Task objective: Search the data for the string "JSON" and extract every line where it appears.

Records contained in a dataset:
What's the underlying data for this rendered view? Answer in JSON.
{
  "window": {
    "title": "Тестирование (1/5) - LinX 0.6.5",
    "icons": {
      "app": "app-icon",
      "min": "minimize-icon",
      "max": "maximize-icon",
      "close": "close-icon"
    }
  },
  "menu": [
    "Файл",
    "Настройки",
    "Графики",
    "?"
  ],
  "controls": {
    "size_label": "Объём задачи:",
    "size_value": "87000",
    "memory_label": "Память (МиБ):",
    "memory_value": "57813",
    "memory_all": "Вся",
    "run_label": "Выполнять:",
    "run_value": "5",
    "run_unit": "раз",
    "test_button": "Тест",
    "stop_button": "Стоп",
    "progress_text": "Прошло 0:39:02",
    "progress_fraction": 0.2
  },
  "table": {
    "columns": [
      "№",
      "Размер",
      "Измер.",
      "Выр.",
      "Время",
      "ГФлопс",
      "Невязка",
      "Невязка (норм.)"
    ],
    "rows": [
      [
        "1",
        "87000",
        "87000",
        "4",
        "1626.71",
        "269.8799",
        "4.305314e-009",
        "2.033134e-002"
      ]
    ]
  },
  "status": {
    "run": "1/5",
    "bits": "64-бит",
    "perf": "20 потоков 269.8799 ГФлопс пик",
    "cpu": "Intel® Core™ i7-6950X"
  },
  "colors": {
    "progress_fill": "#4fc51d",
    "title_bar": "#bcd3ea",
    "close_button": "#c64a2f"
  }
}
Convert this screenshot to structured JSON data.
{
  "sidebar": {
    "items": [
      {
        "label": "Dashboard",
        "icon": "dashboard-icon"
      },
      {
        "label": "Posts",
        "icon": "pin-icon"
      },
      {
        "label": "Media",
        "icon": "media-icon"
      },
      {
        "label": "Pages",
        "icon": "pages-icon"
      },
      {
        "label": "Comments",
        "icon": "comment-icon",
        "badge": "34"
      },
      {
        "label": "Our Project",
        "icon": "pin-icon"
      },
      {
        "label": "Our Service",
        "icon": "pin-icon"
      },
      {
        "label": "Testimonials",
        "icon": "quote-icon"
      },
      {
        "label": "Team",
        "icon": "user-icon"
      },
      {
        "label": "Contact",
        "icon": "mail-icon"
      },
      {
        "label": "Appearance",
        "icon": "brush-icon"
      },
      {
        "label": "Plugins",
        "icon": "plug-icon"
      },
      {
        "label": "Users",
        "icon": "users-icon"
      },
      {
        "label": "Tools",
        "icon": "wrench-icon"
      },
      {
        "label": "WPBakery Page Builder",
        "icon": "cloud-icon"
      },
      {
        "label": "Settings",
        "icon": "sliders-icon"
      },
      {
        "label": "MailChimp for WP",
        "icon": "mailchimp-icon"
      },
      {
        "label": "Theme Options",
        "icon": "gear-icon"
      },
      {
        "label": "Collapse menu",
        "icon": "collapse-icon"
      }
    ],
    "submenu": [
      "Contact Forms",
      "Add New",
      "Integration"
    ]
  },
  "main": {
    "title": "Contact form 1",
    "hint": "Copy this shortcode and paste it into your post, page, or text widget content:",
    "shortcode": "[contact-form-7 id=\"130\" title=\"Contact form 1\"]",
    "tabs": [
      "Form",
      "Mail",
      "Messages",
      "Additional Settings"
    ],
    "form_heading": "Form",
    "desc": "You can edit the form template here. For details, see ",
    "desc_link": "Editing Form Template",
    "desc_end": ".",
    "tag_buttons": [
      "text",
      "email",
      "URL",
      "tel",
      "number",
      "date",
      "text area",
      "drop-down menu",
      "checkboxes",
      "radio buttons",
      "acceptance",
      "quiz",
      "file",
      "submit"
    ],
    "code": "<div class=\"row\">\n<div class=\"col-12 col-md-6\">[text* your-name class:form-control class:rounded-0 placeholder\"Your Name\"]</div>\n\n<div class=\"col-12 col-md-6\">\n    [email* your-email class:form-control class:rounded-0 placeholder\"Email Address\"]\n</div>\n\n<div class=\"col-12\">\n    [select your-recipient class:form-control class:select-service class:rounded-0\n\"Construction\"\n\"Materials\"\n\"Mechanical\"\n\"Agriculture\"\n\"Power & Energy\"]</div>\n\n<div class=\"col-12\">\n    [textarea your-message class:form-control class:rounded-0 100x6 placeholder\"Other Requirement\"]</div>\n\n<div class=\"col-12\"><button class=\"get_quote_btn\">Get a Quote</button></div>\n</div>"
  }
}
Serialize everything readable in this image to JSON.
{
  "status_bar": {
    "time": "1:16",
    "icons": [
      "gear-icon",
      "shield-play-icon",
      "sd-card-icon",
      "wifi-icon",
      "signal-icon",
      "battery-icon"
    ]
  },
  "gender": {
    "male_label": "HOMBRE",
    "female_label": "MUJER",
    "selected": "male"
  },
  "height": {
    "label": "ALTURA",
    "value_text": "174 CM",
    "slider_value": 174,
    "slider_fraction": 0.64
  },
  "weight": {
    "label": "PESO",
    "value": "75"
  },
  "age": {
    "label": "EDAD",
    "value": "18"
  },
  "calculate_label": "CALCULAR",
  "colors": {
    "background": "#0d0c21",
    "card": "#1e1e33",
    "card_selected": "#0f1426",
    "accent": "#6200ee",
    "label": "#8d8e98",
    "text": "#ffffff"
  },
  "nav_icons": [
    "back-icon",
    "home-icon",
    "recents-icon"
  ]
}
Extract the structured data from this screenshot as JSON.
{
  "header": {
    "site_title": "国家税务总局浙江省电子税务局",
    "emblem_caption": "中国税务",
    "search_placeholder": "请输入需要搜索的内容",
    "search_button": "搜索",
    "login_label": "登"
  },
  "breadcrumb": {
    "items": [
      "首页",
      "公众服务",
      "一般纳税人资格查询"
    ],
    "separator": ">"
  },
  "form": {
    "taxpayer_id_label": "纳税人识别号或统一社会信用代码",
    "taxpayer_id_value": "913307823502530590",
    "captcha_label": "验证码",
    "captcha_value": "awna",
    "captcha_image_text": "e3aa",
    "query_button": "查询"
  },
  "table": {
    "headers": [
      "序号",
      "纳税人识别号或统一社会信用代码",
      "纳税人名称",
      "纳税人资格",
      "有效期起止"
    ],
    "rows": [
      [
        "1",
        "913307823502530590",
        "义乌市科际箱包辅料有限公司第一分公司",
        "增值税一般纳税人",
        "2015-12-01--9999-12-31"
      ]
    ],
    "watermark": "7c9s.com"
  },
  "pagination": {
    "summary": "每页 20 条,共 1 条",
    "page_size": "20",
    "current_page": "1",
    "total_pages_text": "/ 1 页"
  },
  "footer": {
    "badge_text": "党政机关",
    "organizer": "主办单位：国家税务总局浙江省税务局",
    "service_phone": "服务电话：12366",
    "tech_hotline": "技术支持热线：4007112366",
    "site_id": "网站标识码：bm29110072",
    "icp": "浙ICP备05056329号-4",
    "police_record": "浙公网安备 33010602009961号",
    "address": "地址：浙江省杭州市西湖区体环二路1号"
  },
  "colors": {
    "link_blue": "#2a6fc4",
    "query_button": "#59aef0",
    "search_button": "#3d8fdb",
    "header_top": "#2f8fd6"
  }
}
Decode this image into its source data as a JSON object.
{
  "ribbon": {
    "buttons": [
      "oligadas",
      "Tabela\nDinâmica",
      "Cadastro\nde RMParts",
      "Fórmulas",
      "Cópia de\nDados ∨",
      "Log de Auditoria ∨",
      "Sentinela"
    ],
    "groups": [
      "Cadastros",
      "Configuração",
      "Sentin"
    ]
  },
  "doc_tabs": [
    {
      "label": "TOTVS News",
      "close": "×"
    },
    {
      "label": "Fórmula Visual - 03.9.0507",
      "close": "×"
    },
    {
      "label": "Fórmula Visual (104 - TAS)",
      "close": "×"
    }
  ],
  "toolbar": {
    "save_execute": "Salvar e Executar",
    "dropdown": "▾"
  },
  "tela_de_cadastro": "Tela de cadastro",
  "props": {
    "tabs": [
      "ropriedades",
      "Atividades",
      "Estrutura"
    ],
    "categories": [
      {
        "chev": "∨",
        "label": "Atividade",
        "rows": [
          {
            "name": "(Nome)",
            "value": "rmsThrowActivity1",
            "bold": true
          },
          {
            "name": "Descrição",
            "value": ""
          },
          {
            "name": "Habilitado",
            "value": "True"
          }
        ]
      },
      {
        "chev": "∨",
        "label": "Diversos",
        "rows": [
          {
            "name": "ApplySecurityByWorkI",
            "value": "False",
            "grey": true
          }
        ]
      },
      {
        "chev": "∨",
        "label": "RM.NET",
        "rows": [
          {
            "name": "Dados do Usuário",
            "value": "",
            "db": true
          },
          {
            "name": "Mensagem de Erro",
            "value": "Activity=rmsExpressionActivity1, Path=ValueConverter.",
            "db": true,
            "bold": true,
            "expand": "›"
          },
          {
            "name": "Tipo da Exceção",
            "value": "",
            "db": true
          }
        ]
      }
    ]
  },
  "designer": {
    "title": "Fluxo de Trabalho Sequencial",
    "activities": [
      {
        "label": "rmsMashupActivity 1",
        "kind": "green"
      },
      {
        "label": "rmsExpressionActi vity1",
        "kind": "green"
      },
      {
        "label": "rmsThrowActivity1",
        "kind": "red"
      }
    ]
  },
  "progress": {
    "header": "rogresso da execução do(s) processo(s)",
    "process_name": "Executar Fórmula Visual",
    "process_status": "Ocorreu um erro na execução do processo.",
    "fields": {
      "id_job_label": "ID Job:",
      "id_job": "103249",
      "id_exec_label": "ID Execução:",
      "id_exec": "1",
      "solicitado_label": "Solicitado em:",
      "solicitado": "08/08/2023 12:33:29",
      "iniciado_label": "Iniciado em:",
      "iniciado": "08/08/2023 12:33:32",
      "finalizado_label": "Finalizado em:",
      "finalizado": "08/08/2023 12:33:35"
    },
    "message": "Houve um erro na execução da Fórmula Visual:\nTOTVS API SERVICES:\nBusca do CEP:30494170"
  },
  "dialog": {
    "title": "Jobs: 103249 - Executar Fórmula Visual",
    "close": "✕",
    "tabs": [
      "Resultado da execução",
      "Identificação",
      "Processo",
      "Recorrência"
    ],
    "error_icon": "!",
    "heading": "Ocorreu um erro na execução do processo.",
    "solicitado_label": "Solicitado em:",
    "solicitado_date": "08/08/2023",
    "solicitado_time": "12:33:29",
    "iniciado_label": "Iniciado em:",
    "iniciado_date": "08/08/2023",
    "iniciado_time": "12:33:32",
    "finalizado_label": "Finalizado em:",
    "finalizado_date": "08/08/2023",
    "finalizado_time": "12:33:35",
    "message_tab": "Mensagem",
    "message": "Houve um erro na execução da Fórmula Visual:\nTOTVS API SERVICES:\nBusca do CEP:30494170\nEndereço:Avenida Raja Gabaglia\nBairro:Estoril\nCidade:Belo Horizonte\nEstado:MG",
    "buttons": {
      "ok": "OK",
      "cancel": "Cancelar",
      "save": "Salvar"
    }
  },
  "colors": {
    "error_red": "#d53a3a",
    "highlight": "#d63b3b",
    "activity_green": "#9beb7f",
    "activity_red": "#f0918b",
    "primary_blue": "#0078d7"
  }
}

Answer for the task:
What's the underlying data for this rendered view? Answer in JSON.
Convert this screenshot to structured JSON data.
Serialize everything readable in this image to JSON.
Extract the structured data from this screenshot as JSON.
Decode this image into its source data as a JSON object.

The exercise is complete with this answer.